## DATASET ENTRIES
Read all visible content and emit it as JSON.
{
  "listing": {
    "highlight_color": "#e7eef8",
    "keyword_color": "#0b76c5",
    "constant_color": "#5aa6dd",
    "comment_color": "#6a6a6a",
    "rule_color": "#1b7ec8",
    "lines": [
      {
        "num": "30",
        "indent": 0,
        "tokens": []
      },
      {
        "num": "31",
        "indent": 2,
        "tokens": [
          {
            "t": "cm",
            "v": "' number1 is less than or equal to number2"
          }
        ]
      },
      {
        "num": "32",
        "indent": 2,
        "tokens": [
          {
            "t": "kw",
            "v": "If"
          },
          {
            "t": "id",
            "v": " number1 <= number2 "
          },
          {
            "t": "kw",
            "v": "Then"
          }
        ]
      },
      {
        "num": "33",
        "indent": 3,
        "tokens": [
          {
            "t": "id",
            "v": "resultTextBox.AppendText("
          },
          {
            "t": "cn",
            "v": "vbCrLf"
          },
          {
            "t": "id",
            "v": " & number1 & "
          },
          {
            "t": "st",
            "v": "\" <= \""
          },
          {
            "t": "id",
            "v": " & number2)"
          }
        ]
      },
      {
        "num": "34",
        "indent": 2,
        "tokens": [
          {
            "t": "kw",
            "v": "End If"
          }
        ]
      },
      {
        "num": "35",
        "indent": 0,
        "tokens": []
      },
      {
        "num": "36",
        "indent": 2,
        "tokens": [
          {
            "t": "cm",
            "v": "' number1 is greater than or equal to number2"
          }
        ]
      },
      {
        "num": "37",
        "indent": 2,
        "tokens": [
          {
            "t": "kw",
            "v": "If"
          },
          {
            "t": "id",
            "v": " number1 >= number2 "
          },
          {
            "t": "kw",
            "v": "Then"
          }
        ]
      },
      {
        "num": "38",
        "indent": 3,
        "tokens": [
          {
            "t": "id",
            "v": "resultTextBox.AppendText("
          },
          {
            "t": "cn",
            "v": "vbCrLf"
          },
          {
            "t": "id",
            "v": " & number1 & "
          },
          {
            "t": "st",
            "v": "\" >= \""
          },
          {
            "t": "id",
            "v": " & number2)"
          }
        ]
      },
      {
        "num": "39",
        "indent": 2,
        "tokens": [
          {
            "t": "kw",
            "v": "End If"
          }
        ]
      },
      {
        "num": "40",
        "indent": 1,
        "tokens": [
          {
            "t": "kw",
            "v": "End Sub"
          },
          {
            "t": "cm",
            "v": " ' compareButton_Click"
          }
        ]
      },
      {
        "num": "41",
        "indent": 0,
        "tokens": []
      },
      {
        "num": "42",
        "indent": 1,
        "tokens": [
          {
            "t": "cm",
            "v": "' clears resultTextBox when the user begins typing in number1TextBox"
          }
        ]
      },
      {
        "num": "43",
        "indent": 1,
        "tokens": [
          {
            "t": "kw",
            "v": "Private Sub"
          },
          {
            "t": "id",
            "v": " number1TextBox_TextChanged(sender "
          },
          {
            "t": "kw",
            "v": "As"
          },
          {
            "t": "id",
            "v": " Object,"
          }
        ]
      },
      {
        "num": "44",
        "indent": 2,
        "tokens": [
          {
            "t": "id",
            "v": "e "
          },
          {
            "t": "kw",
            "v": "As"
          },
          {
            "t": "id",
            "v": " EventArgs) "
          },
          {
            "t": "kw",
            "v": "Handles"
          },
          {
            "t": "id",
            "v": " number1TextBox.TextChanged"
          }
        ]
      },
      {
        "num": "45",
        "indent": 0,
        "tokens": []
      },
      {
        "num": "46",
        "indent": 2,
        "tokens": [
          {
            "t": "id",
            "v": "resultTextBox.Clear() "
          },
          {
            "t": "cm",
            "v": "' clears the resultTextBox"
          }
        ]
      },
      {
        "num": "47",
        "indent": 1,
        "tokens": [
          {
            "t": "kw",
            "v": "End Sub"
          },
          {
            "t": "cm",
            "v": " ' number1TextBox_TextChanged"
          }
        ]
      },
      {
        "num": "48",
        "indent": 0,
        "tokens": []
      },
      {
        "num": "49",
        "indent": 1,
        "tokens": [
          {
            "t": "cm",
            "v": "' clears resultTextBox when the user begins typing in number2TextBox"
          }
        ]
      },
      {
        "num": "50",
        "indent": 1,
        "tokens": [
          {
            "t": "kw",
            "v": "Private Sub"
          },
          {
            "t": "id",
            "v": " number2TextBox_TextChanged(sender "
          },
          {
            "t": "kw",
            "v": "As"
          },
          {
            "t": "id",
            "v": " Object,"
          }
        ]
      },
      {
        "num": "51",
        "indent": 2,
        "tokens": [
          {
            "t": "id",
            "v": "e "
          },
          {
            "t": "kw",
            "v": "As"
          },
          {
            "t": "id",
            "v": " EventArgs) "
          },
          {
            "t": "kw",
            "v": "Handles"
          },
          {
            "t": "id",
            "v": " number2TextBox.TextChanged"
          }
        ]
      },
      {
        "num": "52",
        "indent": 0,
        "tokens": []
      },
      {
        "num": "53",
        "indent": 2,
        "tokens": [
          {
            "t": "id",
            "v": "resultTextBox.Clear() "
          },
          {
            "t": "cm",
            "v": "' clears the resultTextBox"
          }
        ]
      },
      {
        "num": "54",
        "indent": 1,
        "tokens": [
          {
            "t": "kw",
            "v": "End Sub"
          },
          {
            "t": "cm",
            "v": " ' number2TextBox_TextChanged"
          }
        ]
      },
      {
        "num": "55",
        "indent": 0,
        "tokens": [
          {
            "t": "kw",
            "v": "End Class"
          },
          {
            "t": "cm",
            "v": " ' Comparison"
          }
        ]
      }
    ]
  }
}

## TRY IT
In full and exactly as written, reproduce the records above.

## ANSWER SECTION
Read all visible content and emit it as JSON.
{
  "listing": {
    "highlight_color": "#e7eef8",
    "keyword_color": "#0b76c5",
    "constant_color": "#5aa6dd",
    "comment_color": "#6a6a6a",
    "rule_color": "#1b7ec8",
    "lines": [
      {
        "num": "30",
        "indent": 0,
        "tokens": []
      },
      {
        "num": "31",
        "indent": 2,
        "tokens": [
          {
            "t": "cm",
            "v": "' number1 is less than or equal to number2"
          }
        ]
      },
      {
        "num": "32",
        "indent": 2,
        "tokens": [
          {
            "t": "kw",
            "v": "If"
          },
          {
            "t": "id",
            "v": " number1 <= number2 "
          },
          {
            "t": "kw",
            "v": "Then"
          }
        ]
      },
      {
        "num": "33",
        "indent": 3,
        "tokens": [
          {
            "t": "id",
            "v": "resultTextBox.AppendText("
          },
          {
            "t": "cn",
            "v": "vbCrLf"
          },
          {
            "t": "id",
            "v": " & number1 & "
          },
          {
            "t": "st",
            "v": "\" <= \""
          },
          {
            "t": "id",
            "v": " & number2)"
          }
        ]
      },
      {
        "num": "34",
        "indent": 2,
        "tokens": [
          {
            "t": "kw",
            "v": "End If"
          }
        ]
      },
      {
        "num": "35",
        "indent": 0,
        "tokens": []
      },
      {
        "num": "36",
        "indent": 2,
        "tokens": [
          {
            "t": "cm",
            "v": "' number1 is greater than or equal to number2"
          }
        ]
      },
      {
        "num": "37",
        "indent": 2,
        "tokens": [
          {
            "t": "kw",
            "v": "If"
          },
          {
            "t": "id",
            "v": " number1 >= number2 "
          },
          {
            "t": "kw",
            "v": "Then"
          }
        ]
      },
      {
        "num": "38",
        "indent": 3,
        "tokens": [
          {
            "t": "id",
            "v": "resultTextBox.AppendText("
          },
          {
            "t": "cn",
            "v": "vbCrLf"
          },
          {
            "t": "id",
            "v": " & number1 & "
          },
          {
            "t": "st",
            "v": "\" >= \""
          },
          {
            "t": "id",
            "v": " & number2)"
          }
        ]
      },
      {
        "num": "39",
        "indent": 2,
        "tokens": [
          {
            "t": "kw",
            "v": "End If"
          }
        ]
      },
      {
        "num": "40",
        "indent": 1,
        "tokens": [
          {
            "t": "kw",
            "v": "End Sub"
          },
          {
            "t": "cm",
            "v": " ' compareButton_Click"
          }
        ]
      },
      {
        "num": "41",
        "indent": 0,
        "tokens": []
      },
      {
        "num": "42",
        "indent": 1,
        "tokens": [
          {
            "t": "cm",
            "v": "' clears resultTextBox when the user begins typing in number1TextBox"
          }
        ]
      },
      {
        "num": "43",
        "indent": 1,
        "tokens": [
          {
            "t": "kw",
            "v": "Private Sub"
          },
          {
            "t": "id",
            "v": " number1TextBox_TextChanged(sender "
          },
          {
            "t": "kw",
            "v": "As"
          },
          {
            "t": "id",
            "v": " Object,"
          }
        ]
      },
      {
        "num": "44",
        "indent": 2,
        "tokens": [
          {
            "t": "id",
            "v": "e "
          },
          {
            "t": "kw",
            "v": "As"
          },
          {
            "t": "id",
            "v": " EventArgs) "
          },
          {
            "t": "kw",
            "v": "Handles"
          },
          {
            "t": "id",
            "v": " number1TextBox.TextChanged"
          }
        ]
      },
      {
        "num": "45",
        "indent": 0,
        "tokens": []
      },
      {
        "num": "46",
        "indent": 2,
        "tokens": [
          {
            "t": "id",
            "v": "resultTextBox.Clear() "
          },
          {
            "t": "cm",
            "v": "' clears the resultTextBox"
          }
        ]
      },
      {
        "num": "47",
        "indent": 1,
        "tokens": [
          {
            "t": "kw",
            "v": "End Sub"
          },
          {
            "t": "cm",
            "v": " ' number1TextBox_TextChanged"
          }
        ]
      },
      {
        "num": "48",
        "indent": 0,
        "tokens": []
      },
      {
        "num": "49",
        "indent": 1,
        "tokens": [
          {
            "t": "cm",
            "v": "' clears resultTextBox when the user begins typing in number2TextBox"
          }
        ]
      },
      {
        "num": "50",
        "indent": 1,
        "tokens": [
          {
            "t": "kw",
            "v": "Private Sub"
          },
          {
            "t": "id",
            "v": " number2TextBox_TextChanged(sender "
          },
          {
            "t": "kw",
            "v": "As"
          },
          {
            "t": "id",
            "v": " Object,"
          }
        ]
      },
      {
        "num": "51",
        "indent": 2,
        "tokens": [
          {
            "t": "id",
            "v": "e "
          },
          {
            "t": "kw",
            "v": "As"
          },
          {
            "t": "id",
            "v": " EventArgs) "
          },
          {
            "t": "kw",
            "v": "Handles"
          },
          {
            "t": "id",
            "v": " number2TextBox.TextChanged"
          }
        ]
      },
      {
        "num": "52",
        "indent": 0,
        "tokens": []
      },
      {
        "num": "53",
        "indent": 2,
        "tokens": [
          {
            "t": "id",
            "v": "resultTextBox.Clear() "
          },
          {
            "t": "cm",
            "v": "' clears the resultTextBox"
          }
        ]
      },
      {
        "num": "54",
        "indent": 1,
        "tokens": [
          {
            "t": "kw",
            "v": "End Sub"
          },
          {
            "t": "cm",
            "v": " ' number2TextBox_TextChanged"
          }
        ]
      },
      {
        "num": "55",
        "indent": 0,
        "tokens": [
          {
            "t": "kw",
            "v": "End Class"
          },
          {
            "t": "cm",
            "v": " ' Comparison"
          }
        ]
      }
    ]
  }
}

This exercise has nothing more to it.